Now that he is in custody, “El Coss” will likely be extradited to the US, since other major drug lords - including the Sinaloa Federation’s “El Chapo” Guzman - have escaped from Mexican jails.
Some experts speculate the former Gulf Cartel boss' court testimony could be damaging to powerful interests in Tamaulipas and elsewhere. Tomas Yarrington, the state’s governor between 1999 and 2005, is wanted in Mexico for aiding drug gangs. And other politicians and security officials are suspected of being on the cartels' payroll.
Despite concerns about official corruption in security forces south of the Rio Grande, US officials generally speak favorably of Mexican navy commandos who arrested “El Coss”.

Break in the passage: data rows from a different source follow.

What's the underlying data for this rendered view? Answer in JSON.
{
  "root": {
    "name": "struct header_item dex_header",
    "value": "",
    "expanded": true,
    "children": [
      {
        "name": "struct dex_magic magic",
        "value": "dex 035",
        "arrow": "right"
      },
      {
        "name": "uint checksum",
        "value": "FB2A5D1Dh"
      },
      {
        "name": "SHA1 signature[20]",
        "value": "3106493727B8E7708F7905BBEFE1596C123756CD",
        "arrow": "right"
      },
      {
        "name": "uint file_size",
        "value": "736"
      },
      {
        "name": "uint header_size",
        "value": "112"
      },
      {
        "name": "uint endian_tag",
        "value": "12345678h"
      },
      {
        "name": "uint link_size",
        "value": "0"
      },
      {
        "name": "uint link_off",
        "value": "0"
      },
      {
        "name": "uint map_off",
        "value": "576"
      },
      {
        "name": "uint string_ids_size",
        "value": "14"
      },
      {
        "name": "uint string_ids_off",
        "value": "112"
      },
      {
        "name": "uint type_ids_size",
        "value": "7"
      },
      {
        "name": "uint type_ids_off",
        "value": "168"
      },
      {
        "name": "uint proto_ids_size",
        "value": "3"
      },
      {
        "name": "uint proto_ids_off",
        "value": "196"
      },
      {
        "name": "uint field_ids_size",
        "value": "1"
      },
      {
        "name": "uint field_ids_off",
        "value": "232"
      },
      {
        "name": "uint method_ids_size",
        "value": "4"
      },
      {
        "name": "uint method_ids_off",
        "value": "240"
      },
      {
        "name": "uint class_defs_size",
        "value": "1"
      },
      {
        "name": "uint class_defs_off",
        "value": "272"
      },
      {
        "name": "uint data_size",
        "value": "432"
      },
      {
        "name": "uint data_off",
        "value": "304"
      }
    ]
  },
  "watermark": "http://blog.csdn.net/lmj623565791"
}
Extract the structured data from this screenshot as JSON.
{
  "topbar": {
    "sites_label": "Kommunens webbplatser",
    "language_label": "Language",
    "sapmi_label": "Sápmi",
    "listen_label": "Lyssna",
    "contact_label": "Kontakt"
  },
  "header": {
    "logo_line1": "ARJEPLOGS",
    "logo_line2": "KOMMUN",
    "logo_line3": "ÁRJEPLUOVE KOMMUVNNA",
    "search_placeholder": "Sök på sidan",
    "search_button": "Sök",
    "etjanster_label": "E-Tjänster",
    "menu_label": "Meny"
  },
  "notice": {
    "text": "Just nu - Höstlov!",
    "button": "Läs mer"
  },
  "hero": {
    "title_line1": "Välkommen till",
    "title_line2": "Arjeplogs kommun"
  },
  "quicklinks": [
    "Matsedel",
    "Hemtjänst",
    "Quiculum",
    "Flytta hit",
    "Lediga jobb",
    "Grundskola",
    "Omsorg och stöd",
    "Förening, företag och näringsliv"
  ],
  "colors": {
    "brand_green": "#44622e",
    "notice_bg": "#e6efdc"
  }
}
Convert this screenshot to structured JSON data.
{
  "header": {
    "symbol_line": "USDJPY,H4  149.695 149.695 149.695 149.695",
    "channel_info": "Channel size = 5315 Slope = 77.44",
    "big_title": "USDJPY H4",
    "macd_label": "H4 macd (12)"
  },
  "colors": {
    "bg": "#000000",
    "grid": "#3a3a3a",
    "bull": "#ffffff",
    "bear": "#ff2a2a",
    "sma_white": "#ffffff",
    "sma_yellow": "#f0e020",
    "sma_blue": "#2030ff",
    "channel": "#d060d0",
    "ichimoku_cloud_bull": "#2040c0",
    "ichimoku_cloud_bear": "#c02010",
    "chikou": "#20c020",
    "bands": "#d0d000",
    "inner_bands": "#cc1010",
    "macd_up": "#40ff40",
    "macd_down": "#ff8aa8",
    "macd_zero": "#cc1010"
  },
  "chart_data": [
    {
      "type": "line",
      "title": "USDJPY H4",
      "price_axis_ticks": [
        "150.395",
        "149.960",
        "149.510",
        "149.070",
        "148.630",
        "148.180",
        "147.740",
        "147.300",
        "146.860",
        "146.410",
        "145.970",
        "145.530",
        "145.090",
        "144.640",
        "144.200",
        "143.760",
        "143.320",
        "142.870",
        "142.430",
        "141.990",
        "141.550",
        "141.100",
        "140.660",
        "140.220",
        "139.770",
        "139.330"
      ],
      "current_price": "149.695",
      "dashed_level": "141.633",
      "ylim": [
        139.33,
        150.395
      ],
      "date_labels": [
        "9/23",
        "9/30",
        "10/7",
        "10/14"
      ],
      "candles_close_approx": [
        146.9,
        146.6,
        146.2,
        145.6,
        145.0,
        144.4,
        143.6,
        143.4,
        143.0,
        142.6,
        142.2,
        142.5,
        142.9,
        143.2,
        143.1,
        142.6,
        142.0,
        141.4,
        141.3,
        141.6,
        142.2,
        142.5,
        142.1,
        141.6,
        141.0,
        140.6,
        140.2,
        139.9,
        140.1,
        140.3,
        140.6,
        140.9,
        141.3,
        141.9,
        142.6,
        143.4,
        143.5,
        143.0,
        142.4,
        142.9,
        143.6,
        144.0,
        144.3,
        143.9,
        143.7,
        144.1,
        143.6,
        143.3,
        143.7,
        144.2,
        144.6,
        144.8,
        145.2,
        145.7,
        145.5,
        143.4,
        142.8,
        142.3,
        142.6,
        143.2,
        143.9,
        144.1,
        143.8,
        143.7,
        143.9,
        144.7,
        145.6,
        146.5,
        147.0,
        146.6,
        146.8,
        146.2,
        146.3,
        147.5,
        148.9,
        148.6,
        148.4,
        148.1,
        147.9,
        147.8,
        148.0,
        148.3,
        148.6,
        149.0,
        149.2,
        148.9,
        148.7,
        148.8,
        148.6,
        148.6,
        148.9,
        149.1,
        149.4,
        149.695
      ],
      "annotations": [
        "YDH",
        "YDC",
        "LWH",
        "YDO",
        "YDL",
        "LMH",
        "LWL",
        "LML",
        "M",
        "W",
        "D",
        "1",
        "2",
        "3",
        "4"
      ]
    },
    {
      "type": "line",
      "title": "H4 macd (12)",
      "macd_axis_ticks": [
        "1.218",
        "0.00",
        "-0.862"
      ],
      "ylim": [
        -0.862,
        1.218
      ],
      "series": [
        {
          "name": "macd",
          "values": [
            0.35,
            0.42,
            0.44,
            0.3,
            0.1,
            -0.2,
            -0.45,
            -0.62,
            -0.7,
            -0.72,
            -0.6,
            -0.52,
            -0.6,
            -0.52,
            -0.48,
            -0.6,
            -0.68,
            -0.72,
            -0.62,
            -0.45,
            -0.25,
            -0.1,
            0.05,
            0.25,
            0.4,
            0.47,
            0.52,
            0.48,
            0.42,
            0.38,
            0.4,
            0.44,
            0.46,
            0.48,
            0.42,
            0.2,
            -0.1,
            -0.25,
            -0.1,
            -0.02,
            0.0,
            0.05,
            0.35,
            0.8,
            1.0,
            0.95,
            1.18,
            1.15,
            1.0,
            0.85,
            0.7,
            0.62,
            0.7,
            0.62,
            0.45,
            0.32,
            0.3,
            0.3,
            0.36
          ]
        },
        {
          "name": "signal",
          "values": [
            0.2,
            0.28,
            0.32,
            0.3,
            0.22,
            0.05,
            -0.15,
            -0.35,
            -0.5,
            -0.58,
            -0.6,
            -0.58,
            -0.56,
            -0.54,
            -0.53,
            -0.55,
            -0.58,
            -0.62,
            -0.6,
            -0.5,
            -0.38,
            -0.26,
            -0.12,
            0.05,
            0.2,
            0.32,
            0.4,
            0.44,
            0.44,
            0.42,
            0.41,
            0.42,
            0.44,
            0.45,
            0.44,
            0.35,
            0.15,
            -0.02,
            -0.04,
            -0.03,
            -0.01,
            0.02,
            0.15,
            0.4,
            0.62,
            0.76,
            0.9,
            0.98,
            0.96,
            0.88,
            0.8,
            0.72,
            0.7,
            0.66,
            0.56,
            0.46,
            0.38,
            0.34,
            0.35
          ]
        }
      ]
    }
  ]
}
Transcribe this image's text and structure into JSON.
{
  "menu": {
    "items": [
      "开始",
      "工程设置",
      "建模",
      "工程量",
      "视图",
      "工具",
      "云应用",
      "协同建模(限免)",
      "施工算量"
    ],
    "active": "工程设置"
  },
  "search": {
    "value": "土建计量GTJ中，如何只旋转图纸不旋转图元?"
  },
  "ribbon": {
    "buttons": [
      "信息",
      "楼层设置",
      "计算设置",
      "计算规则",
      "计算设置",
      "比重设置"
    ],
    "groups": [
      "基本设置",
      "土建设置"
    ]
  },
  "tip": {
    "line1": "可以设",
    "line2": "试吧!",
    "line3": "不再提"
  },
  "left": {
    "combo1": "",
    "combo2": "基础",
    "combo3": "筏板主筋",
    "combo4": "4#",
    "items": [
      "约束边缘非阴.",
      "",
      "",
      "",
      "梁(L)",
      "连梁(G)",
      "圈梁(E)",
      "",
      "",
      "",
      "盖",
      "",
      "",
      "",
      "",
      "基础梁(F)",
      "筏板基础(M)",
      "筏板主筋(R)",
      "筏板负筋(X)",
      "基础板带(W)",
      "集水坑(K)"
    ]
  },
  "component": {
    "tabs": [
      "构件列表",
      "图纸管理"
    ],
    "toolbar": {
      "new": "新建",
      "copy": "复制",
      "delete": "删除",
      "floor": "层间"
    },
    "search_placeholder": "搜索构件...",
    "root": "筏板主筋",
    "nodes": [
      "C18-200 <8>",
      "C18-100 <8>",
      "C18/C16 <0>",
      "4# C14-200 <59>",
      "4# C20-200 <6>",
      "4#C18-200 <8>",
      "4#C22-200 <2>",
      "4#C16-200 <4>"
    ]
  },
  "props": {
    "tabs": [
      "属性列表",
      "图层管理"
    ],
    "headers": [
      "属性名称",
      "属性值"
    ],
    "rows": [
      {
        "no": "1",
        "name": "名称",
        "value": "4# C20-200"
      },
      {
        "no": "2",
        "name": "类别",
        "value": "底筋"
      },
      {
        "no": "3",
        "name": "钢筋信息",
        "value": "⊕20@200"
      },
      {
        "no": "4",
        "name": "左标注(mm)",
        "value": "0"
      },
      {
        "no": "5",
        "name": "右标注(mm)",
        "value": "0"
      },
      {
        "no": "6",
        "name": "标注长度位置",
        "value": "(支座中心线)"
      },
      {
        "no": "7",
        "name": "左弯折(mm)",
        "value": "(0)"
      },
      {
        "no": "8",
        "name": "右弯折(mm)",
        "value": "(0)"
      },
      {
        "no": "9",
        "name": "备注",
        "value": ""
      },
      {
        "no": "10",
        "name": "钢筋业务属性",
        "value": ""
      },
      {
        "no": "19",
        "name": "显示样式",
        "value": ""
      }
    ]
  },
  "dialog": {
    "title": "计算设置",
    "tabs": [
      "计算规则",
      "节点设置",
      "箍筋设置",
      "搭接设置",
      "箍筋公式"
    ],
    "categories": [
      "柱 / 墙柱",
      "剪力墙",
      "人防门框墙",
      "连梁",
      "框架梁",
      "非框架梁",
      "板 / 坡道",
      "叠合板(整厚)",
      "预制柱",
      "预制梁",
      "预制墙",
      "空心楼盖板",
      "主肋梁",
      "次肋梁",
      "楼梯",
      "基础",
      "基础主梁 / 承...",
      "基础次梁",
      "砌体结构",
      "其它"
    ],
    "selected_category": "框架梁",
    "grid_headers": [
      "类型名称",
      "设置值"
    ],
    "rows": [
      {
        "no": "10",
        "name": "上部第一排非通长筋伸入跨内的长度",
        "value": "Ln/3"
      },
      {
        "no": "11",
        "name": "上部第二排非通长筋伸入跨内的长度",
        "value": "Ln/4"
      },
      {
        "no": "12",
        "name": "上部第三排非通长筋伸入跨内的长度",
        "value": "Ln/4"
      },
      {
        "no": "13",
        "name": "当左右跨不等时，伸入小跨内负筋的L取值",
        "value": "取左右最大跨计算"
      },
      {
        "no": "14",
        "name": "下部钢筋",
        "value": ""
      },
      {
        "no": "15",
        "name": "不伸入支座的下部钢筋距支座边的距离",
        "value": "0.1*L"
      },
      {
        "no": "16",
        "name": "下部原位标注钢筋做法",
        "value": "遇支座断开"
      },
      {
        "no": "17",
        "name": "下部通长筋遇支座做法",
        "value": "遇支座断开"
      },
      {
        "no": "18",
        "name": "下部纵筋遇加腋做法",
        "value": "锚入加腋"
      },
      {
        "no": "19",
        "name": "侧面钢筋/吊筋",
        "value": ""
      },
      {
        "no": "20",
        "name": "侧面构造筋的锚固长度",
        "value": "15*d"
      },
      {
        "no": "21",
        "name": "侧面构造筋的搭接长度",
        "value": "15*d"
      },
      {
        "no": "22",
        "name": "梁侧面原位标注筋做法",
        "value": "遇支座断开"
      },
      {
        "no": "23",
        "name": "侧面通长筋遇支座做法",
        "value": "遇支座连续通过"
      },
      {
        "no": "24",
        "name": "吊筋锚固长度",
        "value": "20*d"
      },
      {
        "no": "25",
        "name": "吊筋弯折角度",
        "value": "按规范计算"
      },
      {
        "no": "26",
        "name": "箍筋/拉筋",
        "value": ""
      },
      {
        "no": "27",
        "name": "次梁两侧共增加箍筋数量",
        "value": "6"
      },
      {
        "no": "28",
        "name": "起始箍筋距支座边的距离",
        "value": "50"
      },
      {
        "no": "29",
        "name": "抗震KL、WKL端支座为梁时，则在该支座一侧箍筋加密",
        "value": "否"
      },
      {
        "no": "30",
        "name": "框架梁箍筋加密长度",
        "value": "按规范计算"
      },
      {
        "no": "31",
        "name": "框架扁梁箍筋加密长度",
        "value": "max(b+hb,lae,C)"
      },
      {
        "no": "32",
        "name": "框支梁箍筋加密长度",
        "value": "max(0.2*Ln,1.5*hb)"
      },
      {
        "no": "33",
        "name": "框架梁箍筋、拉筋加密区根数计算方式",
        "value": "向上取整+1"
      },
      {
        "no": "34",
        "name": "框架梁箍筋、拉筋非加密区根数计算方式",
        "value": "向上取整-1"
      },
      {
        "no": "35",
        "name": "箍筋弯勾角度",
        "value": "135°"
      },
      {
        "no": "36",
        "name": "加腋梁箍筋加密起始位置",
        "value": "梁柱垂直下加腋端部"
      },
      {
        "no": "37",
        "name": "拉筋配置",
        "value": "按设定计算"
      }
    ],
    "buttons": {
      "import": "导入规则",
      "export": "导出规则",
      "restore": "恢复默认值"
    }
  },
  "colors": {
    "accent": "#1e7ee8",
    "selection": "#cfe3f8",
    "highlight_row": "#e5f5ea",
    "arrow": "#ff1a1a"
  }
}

"If the goal is reducing violence or trafficking, then getting rid of a kingpin makes no difference at all"
- Sylvia Longmire, security analyst
The navy squad is "is well-trained, well-equipped, and has shown itself capable of responding quickly to actionable intelligence", according to a 2010 WikiLeaks cable.
Unlike the initial members of the Zetas, who also had advanced training, there have not been published reports of navy commandos defecting to join the cartels, Longmire said.
But even with effective security forces who can make headlines with high-level arrests, "the drug activity doesn't change very much".
She continued: "It's just about who is collecting the dollars and controlling the territory. If the goal is reducing violence or trafficking, then getting rid of a kingpin makes no difference all."
Source: Al Jazeera and agencies